EXERCISE DETAILS: Within the listing below, show every line that contains the word "МСМК".

SOURCE DATA:
——
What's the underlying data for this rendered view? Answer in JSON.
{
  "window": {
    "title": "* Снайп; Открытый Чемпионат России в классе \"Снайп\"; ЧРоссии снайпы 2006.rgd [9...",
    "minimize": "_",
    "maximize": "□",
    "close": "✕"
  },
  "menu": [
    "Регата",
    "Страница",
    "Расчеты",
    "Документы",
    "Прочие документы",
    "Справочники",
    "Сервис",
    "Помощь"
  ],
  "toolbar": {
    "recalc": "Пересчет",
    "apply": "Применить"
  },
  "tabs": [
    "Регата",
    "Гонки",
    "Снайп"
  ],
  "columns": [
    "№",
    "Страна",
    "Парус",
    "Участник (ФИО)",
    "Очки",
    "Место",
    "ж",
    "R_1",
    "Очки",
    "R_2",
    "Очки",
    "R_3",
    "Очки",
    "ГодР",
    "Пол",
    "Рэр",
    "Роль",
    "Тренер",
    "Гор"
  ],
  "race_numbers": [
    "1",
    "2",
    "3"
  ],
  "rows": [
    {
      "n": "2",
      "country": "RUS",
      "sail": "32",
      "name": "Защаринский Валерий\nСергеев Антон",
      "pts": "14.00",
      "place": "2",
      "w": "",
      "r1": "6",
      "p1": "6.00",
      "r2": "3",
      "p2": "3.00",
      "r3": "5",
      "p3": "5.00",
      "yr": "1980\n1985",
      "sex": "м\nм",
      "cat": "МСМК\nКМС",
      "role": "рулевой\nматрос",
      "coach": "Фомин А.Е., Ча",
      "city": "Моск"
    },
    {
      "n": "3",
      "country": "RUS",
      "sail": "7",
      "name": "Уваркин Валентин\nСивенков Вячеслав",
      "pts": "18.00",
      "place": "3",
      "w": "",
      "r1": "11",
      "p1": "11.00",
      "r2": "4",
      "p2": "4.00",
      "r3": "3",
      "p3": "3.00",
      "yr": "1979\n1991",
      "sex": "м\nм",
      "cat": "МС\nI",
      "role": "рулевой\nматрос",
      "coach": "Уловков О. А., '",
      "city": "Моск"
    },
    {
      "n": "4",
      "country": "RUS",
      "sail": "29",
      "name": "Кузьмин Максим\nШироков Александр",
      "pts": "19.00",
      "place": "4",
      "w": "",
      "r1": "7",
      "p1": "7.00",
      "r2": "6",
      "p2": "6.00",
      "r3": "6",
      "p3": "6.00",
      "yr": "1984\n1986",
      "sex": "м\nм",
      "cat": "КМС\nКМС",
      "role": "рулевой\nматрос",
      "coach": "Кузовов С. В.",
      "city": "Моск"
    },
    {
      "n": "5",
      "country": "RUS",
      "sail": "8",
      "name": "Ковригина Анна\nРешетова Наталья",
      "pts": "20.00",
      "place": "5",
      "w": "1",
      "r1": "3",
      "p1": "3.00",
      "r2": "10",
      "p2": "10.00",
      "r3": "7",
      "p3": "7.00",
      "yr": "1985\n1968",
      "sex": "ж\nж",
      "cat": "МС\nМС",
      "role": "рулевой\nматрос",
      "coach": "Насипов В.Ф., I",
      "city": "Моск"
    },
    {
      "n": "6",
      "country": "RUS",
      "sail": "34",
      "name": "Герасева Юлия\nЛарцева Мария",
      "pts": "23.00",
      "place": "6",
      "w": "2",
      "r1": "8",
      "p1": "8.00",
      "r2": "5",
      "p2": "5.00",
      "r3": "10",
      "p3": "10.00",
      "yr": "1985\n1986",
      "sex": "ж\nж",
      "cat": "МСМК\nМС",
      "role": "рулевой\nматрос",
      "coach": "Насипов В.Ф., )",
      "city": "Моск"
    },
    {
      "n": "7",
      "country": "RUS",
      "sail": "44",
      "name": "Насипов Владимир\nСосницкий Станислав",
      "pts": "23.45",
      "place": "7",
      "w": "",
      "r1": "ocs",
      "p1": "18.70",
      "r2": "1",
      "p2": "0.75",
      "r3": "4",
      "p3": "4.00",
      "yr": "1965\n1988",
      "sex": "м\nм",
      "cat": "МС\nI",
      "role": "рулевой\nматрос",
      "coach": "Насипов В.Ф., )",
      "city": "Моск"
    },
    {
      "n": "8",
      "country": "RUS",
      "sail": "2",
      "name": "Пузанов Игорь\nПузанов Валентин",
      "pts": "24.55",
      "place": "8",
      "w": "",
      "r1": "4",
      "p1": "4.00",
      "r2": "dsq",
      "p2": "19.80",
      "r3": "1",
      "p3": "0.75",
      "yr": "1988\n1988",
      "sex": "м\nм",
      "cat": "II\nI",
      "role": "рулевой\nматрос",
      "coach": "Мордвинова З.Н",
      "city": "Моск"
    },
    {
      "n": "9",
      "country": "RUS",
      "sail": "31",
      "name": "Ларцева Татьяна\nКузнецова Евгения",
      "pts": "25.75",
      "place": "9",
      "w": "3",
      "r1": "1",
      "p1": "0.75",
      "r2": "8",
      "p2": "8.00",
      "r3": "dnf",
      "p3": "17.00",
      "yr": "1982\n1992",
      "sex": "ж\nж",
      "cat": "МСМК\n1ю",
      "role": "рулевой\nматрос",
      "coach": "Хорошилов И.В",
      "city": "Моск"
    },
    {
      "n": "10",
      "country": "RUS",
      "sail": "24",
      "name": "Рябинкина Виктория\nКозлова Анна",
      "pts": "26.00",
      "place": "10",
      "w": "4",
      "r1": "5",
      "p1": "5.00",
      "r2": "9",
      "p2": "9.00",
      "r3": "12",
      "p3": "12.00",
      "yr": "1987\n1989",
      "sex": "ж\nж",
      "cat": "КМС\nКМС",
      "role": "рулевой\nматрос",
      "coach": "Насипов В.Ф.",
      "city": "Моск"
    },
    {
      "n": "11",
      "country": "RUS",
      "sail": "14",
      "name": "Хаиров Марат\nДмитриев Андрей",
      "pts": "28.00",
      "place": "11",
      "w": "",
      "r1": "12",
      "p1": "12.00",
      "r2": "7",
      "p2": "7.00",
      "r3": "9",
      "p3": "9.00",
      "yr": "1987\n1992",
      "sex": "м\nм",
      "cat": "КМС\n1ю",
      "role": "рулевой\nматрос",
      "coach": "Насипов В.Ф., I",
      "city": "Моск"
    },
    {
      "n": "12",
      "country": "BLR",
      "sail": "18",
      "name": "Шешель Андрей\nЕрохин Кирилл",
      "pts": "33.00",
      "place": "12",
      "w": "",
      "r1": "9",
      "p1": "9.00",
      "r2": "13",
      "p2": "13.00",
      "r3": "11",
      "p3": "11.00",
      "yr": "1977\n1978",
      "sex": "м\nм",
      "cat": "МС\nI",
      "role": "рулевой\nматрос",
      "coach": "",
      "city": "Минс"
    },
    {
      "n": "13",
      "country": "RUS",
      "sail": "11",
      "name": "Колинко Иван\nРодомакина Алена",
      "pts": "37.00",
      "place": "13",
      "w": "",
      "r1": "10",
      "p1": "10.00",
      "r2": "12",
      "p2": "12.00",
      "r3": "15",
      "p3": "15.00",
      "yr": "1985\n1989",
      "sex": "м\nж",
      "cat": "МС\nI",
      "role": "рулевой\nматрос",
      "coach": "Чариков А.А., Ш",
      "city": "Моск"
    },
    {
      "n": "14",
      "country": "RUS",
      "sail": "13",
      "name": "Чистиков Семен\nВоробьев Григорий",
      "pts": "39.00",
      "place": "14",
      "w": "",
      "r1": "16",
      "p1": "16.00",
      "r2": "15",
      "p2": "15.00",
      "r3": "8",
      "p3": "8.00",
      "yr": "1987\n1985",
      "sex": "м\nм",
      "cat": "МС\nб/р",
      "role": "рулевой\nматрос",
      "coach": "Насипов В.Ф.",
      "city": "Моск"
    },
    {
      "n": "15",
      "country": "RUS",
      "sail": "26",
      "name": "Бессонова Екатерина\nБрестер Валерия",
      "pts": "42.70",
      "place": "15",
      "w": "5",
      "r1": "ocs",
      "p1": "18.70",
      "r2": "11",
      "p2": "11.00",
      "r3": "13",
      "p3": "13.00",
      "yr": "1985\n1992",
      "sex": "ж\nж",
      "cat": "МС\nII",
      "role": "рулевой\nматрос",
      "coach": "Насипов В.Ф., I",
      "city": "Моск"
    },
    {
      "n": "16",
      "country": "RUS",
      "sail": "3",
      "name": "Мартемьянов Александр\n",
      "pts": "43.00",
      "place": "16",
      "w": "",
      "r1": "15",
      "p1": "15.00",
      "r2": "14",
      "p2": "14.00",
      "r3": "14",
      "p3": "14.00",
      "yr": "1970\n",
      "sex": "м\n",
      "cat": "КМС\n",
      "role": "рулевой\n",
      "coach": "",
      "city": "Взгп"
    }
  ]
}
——
RESULT FOR THIS EXERCISE:
      "cat": "МСМК\nКМС",
      "cat": "МСМК\nМС",
      "cat": "МСМК\n1ю",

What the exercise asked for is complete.